Mental Illness Stigma: is it real, or all in our heads?

From a young age, we’re told to express our emotions and that it’s okay not to be okay. But when we get older and we’re experiencing severe emotions which may be symptoms of depression or anxiety, we’re told to do mindless activities like going for a jog, taking a bath, taking deep breaths, and smile. We’re told this because of the stigma that’s settled its way around mental illness like a scarf on your neck in December.

The mental illness stigma is classified by two different types. First, there’s a social stigma which is the prejudiced attitudes conveyed through people that society fuels with myths about mental illness.
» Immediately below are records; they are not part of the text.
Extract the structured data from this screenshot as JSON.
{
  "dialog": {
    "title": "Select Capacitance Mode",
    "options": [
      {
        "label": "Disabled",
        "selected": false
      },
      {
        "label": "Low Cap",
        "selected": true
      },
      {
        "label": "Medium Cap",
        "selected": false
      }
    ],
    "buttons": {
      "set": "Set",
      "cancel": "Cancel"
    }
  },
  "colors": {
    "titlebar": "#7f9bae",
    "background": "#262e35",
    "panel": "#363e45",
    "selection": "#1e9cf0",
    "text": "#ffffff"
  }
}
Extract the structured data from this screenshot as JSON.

Second is the self-perceived stigma, this is an internalized stigma by the person enduring mental illness.

When you see a child or adolescent who can’t focus, is fidgety, and interrupts a lot what’s your first guess about them? Is it that they have ADHD or ADD? Most people automatically assume this because stigma tells them that these symptoms mean ADD or ADHD. Around 6 million children are diagnosed with ADHD or ADD every year. As children, our frontal lobe isn’t fully developed which causes us to act “fidgety”, “impulsive” and “unable to focus”. What people fail to realize is that not every child has ADHD or ADD, they’re just acting like children. As a result, in the past eight years, there has been a 42% increase in ADD/ADHD diagnoses. This increase is because when a child is fidgety or can’t stop interrupting people automatically presume they have ADHD and take them to the doctor. Which is also why 20% of children grow out of their diagnosis by adulthood. (Kimberly Holland and Elsbeth Riley, ADDRC).

If 1 in every 5 teens have a mental illness then in a cafeteria filled with children, two students at every lunch table are experiencing symptoms of mental illness
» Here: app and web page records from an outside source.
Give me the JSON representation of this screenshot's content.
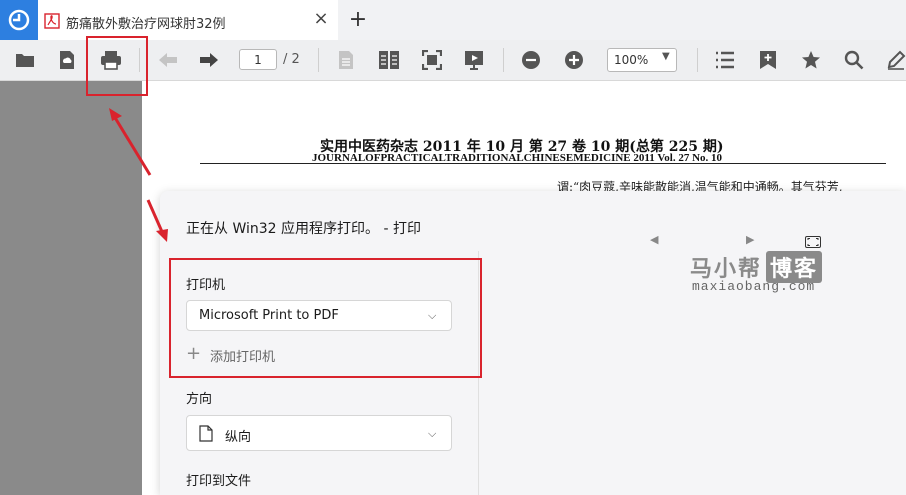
{
  "tab": {
    "title": "筋痛散外敷治疗网球肘32例",
    "close_glyph": "×",
    "new_tab_glyph": "+"
  },
  "toolbar": {
    "current_page": "1",
    "total_pages": "/ 2",
    "zoom": "100%",
    "icons": [
      "open-folder-icon",
      "cloud-save-icon",
      "printer-icon",
      "back-arrow-icon",
      "forward-arrow-icon",
      "page-icon",
      "two-page-icon",
      "fit-page-icon",
      "presentation-icon",
      "zoom-out-icon",
      "zoom-in-icon",
      "list-icon",
      "bookmark-add-icon",
      "star-icon",
      "search-icon",
      "pen-icon"
    ]
  },
  "document": {
    "header_zh": "实用中医药杂志  2011 年 10 月   第 27 卷 10 期(总第 225 期)",
    "header_en": "JOURNALOFPRACTICALTRADITIONALCHINESEMEDICINE   2011 Vol. 27 No. 10",
    "body_text": "谓:“肉豆蔻,辛味能散能消,温气能和中通畅。其气芬芳,"
  },
  "print_dialog": {
    "title": "正在从 Win32 应用程序打印。 - 打印",
    "printer_label": "打印机",
    "printer_value": "Microsoft Print to PDF",
    "add_printer": "添加打印机",
    "orientation_label": "方向",
    "orientation_value": "纵向",
    "print_to_file_label": "打印到文件"
  },
  "watermark": {
    "main_a": "马小帮",
    "main_b": "博客",
    "sub": "maxiaobang.com"
  },
  "colors": {
    "accent": "#2d7fe0",
    "annotation": "#d9232d",
    "sidebar": "#8a8a8a"
  }
}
As many wise people have said, “When you tell people you have a broken arm they rush to sign your cast and help you, but when you tell them that you have a mental illness they run away.” This is because people seem to think that if you can’t see it then it’s not real. With a broken arm, you know that something is wrong because it doesn’t look normal or it’s in a cast and they have pictures to prove it. This validates your pain and since people can see that it’s real they’ll want to help you. Mental illness is different because it’s literally all in your head. There’s nothing you can show to people that’ll validate the existence of your mental illness. Which leaves outsiders to believe that it isn’t real. This can be very painful for someone with a mental illness to hear. 

Another reason the stigma is so prevalent is because people think of illness as purely an acute care setting and you go in and get taken care of and you leave. In an interview with Child Mind Institute Patrick Kennedy (Rhode Island House of Representatives member for 16 years) said “as a kid the excuse [for going to therapy] was, well, your parents are getting divorced” but as an adult, he thought “I should have gotten a handle on this. I shouldn’t need it anymore”. But for mental illness you need constant care, going back for help isn’t a fail, it’s a win because you’re maintaining your recovery. 
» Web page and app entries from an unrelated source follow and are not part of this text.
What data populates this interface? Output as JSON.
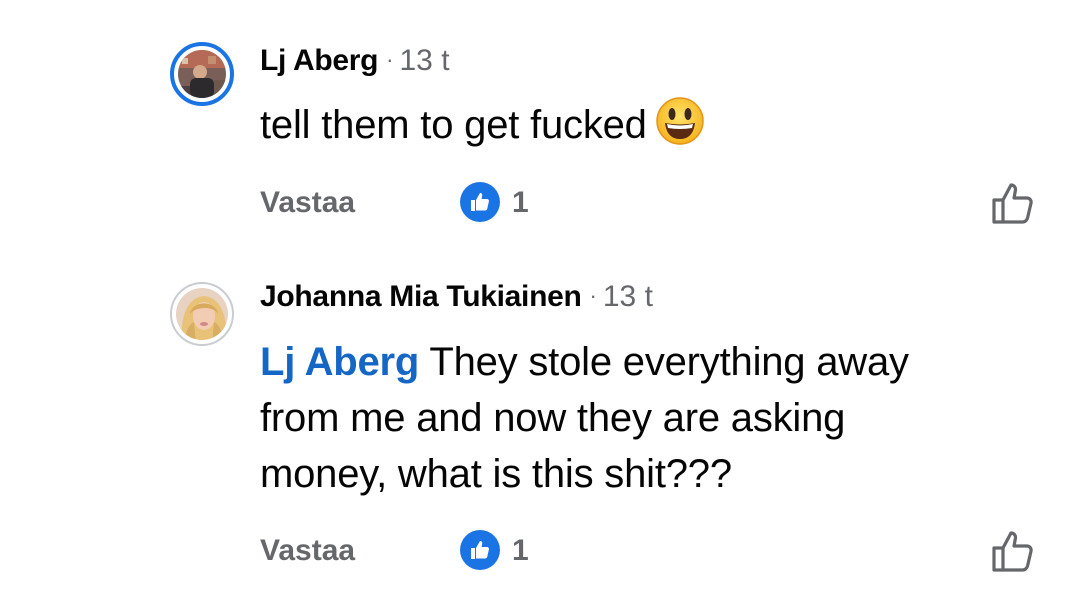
{
  "comments": [
    {
      "author": "Lj Aberg",
      "separator": "·",
      "time": "13 t",
      "text": "tell them to get fucked",
      "emoji": "grinning-face-emoji",
      "reply_label": "Vastaa",
      "like_count": "1",
      "avatar_style": "story-ring"
    },
    {
      "author": "Johanna Mia Tukiainen",
      "separator": "·",
      "time": "13 t",
      "mention": "Lj Aberg",
      "text_line1": " They stole everything away",
      "text_line2": "from me and now they are asking",
      "text_line3": "money, what is this shit???",
      "reply_label": "Vastaa",
      "like_count": "1",
      "avatar_style": "plain-ring"
    }
  ],
  "colors": {
    "accent": "#1b74e4",
    "mention": "#1467c4",
    "meta": "#65676b",
    "text": "#050505"
  },
  "icons": [
    "like-reaction-icon",
    "like-thumb-icon",
    "grinning-face-emoji"
  ]
}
Mass media like social networking and news stations is also a big culprit for the mental illness stigma. When someone commits a crime or does something unsettling they’re given the label of “crazy” because they have a mental illness. But why are all mentally ill people blamed for a small percent of other people’s uncontrolled actions? Even our own president says “Mental illness and hatred pull the trigger, not the gun” (Elizabeth Thomas, ABC News). Mental illnesses such as schizophrenia are seen as so disruptive to society that they need to be isolated in a mental hospital or “nut house”. People with mental illness suffer from overgeneralization in media portrayals; everybody with a specific condition is expected to portray the same characteristics of the disease. When in reality mental illness manifests itself differently in everybody. Media portrayals don’t include the fact that many people with mental illness don’t share their diagnosis with people around them. Media puts a stigma on mental disorders by giving inaccurate information. (Very Well Mind).

World Mental Health Day is Saturday, October 10th, 2020. Take this opportunity to help destigmatize mental illness by wearing green, posting positive messages, speaking out about your own experience, or even donate to a charity like Child Mind Institute or NAMI

If you or a loved one is experiencing mental health issues contact someone using one of the numbers below for free confidential help 

National Suicide Hotline: 1-800-273-8255 

Crisis Text Line: text SUPPORT to 741-741

The Trevor Project: 866-488-7386

RAINN (Rape, Abuse and Incest National Network): 1-800-656-4673